• [Work task]:
Scan the data below and copy each line where "Quantity" occurs.

• [Records to process]:

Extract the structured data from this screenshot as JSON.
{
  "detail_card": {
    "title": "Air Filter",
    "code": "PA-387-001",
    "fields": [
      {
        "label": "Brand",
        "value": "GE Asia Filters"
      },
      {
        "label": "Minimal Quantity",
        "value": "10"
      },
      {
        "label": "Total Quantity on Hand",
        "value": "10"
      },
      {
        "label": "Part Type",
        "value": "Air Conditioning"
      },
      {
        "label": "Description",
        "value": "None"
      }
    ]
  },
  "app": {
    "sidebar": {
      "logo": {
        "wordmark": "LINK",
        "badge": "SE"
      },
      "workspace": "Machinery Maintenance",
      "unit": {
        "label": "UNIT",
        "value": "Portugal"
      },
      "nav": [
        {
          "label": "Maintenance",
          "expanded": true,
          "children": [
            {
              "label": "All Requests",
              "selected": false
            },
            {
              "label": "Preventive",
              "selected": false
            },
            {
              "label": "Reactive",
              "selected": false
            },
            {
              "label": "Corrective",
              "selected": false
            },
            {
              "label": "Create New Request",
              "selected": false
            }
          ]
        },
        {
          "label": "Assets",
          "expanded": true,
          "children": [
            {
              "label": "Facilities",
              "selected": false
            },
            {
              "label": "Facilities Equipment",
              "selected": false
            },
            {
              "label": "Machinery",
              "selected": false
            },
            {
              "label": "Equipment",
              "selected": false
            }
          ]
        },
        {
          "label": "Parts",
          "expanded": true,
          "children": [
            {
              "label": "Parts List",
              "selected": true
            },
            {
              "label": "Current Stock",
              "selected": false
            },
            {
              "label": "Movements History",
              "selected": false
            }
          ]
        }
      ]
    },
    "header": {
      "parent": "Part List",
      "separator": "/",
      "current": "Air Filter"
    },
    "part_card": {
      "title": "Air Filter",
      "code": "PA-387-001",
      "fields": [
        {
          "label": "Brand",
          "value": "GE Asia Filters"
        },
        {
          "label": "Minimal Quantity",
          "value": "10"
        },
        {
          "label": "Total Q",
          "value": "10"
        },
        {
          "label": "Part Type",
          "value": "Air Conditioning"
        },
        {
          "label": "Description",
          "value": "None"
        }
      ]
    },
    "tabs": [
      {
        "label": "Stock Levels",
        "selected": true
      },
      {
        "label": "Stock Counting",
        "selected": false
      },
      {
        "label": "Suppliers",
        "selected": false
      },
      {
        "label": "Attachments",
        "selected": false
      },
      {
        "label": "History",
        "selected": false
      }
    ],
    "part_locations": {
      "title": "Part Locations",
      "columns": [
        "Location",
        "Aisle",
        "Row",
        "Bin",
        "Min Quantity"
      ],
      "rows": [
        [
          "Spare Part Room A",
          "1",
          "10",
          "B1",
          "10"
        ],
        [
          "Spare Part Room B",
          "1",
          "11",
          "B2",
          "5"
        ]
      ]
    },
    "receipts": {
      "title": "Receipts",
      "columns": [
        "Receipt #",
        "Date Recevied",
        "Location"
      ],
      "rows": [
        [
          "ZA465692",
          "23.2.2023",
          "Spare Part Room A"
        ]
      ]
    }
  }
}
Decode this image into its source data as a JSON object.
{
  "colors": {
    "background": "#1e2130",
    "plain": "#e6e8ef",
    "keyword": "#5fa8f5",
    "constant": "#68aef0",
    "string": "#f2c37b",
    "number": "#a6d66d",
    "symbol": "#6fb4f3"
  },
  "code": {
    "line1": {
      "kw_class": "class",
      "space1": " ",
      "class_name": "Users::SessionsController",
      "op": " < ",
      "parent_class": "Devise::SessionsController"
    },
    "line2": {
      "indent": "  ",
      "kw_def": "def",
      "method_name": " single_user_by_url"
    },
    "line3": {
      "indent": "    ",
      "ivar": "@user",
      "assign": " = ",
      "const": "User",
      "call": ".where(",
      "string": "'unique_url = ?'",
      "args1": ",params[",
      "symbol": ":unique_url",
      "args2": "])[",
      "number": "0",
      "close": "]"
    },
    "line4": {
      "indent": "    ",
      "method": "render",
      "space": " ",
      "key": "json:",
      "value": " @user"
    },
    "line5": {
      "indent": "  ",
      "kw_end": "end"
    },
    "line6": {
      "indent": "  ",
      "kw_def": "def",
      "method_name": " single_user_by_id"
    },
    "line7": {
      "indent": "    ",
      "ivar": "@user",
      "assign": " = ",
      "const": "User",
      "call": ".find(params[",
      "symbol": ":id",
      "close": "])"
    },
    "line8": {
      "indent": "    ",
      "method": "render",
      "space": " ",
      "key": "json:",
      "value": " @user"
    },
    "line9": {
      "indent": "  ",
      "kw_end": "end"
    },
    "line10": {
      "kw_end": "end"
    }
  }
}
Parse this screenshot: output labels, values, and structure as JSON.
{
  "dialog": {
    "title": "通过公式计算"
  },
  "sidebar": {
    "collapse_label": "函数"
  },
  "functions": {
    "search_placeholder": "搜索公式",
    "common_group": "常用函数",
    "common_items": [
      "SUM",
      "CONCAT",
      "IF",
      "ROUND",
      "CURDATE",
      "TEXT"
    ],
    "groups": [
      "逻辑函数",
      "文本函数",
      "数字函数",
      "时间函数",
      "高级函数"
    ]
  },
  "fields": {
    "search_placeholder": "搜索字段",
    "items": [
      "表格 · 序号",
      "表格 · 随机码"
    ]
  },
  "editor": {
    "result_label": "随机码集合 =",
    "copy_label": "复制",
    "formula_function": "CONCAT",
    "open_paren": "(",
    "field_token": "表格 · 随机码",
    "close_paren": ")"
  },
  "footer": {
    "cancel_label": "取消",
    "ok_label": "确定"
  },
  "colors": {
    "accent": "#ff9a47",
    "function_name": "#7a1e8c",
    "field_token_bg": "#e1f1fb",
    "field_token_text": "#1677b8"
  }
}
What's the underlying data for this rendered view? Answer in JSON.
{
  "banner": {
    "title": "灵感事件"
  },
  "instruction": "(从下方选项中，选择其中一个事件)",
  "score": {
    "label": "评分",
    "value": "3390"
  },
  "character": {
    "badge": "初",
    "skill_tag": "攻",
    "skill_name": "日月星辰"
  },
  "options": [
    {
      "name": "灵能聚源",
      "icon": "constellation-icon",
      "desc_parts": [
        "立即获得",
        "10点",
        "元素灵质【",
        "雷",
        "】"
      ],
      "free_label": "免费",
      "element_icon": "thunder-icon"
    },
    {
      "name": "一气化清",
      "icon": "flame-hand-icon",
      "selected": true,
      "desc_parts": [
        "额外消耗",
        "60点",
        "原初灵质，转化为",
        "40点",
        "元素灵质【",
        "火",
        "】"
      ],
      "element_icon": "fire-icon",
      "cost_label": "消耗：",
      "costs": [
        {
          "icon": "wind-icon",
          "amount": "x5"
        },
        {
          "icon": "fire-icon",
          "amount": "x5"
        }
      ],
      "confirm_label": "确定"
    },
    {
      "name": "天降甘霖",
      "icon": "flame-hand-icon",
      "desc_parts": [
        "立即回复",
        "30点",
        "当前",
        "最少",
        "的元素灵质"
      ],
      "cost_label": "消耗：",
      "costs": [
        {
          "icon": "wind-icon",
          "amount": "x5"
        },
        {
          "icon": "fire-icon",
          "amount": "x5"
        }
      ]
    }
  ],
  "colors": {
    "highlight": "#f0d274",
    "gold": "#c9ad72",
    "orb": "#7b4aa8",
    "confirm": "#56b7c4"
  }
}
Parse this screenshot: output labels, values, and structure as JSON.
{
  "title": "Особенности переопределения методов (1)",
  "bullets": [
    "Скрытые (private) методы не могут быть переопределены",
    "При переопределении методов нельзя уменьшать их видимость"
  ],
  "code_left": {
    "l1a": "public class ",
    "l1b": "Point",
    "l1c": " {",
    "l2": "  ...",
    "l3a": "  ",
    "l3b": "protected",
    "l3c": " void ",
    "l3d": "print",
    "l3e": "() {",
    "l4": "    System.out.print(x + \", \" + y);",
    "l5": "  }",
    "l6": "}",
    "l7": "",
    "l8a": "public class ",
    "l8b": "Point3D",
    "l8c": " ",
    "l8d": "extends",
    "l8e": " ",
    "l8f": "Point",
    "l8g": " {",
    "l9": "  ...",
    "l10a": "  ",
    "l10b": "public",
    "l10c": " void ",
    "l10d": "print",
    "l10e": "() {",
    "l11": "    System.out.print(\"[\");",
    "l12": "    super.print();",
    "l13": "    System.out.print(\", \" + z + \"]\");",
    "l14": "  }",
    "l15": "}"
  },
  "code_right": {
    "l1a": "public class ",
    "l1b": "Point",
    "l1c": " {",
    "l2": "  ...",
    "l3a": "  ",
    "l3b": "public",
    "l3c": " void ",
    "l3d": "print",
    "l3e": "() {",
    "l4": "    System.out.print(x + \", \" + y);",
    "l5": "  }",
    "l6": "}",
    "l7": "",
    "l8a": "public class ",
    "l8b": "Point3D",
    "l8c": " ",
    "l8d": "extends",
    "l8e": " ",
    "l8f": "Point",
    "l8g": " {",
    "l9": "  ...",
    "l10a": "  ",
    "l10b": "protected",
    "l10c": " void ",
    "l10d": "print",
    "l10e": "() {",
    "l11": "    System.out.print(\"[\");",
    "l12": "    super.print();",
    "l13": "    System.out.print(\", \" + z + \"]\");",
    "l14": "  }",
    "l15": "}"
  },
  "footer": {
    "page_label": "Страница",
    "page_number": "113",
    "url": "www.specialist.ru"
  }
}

• [Written response]:
        "label": "Minimal Quantity",
        "label": "Total Quantity on Hand",
          "label": "Minimal Quantity",
        "Min Quantity"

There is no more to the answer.